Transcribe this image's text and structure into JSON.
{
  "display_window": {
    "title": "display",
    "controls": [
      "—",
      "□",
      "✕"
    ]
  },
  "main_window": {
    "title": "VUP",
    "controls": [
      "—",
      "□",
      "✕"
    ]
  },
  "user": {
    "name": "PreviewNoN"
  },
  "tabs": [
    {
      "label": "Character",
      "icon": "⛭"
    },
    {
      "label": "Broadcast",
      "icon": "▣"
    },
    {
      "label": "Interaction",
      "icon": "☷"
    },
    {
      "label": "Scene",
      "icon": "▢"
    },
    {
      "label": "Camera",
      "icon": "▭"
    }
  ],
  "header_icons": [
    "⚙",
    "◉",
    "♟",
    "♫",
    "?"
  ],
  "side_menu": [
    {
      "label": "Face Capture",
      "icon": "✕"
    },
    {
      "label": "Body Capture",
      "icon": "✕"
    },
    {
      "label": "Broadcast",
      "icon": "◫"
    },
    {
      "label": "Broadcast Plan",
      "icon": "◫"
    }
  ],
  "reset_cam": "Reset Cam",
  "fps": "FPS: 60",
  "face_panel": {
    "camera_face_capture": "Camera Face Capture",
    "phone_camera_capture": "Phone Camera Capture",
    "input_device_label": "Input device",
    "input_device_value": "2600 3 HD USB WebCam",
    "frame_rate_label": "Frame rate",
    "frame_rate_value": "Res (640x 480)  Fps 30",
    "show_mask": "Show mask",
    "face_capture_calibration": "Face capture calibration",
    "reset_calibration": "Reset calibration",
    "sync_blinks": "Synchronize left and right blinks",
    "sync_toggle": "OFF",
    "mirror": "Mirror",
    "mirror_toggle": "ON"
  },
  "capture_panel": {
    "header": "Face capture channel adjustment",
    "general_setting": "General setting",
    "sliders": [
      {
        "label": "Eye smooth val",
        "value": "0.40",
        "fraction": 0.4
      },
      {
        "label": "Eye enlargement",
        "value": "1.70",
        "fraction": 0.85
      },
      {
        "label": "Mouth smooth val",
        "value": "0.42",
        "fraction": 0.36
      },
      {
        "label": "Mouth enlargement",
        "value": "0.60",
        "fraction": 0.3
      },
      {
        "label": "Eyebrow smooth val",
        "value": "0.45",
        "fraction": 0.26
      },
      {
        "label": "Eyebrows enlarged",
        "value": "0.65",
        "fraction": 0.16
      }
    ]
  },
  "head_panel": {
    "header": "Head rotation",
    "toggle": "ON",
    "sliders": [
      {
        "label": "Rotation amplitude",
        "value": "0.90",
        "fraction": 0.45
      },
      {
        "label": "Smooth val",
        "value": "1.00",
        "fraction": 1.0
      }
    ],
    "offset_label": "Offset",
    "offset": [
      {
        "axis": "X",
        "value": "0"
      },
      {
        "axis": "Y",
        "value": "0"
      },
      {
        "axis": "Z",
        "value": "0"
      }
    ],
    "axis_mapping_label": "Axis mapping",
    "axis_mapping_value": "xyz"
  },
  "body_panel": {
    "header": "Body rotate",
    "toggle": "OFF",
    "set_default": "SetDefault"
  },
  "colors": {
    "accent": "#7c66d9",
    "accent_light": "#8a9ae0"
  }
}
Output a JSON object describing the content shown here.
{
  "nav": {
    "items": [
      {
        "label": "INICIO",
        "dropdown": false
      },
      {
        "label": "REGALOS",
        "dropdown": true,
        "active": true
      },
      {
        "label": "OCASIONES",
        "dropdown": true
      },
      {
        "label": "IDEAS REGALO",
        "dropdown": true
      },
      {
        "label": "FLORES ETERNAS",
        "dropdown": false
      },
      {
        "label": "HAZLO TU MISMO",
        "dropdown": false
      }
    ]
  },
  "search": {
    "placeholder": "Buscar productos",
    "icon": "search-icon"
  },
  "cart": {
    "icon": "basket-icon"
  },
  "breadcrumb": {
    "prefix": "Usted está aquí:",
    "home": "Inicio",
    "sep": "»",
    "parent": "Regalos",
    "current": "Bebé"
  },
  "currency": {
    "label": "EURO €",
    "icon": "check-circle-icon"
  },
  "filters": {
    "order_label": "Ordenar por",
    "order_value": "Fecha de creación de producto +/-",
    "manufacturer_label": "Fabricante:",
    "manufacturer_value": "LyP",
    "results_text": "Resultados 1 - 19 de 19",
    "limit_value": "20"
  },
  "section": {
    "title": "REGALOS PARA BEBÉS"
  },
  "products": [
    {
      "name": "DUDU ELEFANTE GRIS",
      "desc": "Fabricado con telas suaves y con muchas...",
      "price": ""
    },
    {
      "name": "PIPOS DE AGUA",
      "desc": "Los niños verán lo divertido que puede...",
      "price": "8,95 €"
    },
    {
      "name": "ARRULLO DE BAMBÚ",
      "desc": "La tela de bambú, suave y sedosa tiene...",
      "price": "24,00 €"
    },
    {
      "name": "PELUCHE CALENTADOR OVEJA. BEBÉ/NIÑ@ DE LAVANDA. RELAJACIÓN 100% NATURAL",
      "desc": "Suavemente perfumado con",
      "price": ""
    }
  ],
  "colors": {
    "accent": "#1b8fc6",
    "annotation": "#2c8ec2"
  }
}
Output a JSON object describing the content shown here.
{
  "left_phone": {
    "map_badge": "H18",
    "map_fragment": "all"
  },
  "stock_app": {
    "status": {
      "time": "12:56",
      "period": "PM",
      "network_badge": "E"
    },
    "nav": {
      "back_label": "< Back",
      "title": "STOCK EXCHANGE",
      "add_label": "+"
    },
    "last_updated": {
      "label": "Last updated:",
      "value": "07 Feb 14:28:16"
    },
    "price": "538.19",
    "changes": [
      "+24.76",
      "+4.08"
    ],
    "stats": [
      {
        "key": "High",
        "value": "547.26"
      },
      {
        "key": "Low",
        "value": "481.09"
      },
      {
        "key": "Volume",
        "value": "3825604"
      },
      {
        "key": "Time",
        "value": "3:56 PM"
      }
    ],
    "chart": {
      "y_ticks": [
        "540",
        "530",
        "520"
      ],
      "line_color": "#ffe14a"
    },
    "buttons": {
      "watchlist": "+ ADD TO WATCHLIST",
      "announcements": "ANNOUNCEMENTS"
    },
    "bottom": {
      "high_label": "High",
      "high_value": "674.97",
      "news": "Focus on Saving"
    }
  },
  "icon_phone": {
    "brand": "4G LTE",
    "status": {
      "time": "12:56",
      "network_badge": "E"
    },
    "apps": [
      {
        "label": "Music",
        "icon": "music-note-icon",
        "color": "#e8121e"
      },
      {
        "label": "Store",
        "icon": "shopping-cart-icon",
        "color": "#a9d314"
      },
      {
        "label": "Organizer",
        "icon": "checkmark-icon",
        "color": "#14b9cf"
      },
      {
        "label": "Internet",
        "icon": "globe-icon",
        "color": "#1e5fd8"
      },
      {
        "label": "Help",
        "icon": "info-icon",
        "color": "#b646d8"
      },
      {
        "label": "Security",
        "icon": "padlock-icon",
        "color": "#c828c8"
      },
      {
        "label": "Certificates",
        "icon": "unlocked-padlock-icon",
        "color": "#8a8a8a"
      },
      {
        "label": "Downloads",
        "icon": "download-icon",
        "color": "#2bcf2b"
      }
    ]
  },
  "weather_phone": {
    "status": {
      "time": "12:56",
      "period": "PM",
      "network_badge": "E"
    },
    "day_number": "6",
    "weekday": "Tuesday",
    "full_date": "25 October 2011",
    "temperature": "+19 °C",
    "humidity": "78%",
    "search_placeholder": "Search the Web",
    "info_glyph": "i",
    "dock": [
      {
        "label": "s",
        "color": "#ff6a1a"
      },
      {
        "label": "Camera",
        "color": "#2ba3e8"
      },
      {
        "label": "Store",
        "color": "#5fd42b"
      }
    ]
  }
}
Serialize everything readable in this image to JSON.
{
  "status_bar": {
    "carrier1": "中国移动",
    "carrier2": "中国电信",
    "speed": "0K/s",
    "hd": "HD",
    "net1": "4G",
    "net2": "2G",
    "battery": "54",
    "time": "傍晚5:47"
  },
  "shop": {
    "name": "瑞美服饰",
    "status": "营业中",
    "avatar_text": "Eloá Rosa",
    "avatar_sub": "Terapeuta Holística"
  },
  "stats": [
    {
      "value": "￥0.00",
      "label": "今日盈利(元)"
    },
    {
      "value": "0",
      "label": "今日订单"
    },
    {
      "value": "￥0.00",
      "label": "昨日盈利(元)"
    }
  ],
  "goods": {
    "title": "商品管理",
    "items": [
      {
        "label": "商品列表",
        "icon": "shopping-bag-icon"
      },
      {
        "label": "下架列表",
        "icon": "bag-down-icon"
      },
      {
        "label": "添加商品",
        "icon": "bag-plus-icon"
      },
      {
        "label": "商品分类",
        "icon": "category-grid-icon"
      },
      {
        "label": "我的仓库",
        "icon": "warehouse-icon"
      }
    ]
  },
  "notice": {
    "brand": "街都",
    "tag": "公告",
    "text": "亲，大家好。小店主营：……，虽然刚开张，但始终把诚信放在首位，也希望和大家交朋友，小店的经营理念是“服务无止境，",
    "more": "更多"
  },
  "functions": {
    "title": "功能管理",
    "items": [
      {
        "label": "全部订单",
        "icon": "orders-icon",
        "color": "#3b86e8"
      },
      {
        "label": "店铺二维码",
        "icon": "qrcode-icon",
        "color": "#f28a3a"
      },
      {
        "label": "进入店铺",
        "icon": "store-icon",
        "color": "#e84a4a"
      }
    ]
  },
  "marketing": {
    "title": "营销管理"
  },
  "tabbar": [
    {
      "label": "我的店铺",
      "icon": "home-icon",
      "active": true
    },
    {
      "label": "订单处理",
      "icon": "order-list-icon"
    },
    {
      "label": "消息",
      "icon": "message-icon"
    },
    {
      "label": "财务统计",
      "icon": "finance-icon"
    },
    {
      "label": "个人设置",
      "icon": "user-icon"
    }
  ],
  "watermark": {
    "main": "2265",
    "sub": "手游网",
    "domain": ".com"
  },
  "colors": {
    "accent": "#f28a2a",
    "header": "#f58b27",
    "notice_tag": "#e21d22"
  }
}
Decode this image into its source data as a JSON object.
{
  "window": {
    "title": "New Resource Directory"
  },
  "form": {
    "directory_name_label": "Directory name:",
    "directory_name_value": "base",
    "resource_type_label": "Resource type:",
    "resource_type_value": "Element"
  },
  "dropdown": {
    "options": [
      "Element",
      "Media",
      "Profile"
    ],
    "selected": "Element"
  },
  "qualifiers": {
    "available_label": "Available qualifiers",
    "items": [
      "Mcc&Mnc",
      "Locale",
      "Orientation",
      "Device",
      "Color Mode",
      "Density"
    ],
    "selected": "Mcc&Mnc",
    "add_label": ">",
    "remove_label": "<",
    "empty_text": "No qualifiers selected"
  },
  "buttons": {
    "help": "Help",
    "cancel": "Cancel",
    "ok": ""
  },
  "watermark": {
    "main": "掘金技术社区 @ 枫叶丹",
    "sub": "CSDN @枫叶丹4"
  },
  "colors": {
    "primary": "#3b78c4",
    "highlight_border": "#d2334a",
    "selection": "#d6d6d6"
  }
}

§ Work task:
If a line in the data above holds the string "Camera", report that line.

§ Solved problem:
      "label": "Camera",
    "camera_face_capture": "Camera Face Capture",
    "phone_camera_capture": "Phone Camera Capture",
        "label": "Camera",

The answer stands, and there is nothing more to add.